## [THE PROBLEM]
Give the lines again, unchanged, starting with the line containing "Decode this image" and ending with the last line of the data below.

## [RECORDS FOR THIS TASK]

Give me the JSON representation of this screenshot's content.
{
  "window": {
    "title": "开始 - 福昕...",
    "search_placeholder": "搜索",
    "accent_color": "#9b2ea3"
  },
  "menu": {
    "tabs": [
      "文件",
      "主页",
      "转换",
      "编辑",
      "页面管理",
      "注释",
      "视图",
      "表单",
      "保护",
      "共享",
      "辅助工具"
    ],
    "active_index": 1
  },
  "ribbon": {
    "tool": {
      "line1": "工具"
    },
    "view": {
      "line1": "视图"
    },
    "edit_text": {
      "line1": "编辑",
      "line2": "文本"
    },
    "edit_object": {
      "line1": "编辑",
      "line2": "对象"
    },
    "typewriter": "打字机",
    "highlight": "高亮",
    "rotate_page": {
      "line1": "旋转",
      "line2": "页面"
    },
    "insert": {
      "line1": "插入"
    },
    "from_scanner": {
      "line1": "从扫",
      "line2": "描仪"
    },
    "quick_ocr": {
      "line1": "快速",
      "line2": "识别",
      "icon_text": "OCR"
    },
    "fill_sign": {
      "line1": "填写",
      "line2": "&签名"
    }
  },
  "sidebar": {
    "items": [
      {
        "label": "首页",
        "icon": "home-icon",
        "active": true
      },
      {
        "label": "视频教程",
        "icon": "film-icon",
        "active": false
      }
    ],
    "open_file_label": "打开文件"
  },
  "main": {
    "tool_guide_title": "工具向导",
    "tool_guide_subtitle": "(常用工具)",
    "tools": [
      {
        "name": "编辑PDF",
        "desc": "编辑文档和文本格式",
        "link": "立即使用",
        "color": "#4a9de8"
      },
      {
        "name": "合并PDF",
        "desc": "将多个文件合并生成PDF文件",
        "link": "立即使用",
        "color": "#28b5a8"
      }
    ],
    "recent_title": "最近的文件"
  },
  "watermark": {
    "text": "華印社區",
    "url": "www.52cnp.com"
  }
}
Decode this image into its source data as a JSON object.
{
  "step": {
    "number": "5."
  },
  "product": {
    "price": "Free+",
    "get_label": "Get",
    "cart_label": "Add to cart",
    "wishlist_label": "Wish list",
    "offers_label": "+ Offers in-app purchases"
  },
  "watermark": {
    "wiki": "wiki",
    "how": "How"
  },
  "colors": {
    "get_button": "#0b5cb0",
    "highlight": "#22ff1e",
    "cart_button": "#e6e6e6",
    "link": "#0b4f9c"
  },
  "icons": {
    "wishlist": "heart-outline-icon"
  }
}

## [WRITTEN SOLUTION]
Decode this image into its source data as a JSON object.
{
  "step": {
    "number": "5."
  },
  "product": {
    "price": "Free+",
    "get_label": "Get",
    "cart_label": "Add to cart",
    "wishlist_label": "Wish list",
    "offers_label": "+ Offers in-app purchases"
  },
  "watermark": {
    "wiki": "wiki",
    "how": "How"
  },
  "colors": {
    "get_button": "#0b5cb0",
    "highlight": "#22ff1e",
    "cart_button": "#e6e6e6",
    "link": "#0b4f9c"
  },
  "icons": {
    "wishlist": "heart-outline-icon"
  }
}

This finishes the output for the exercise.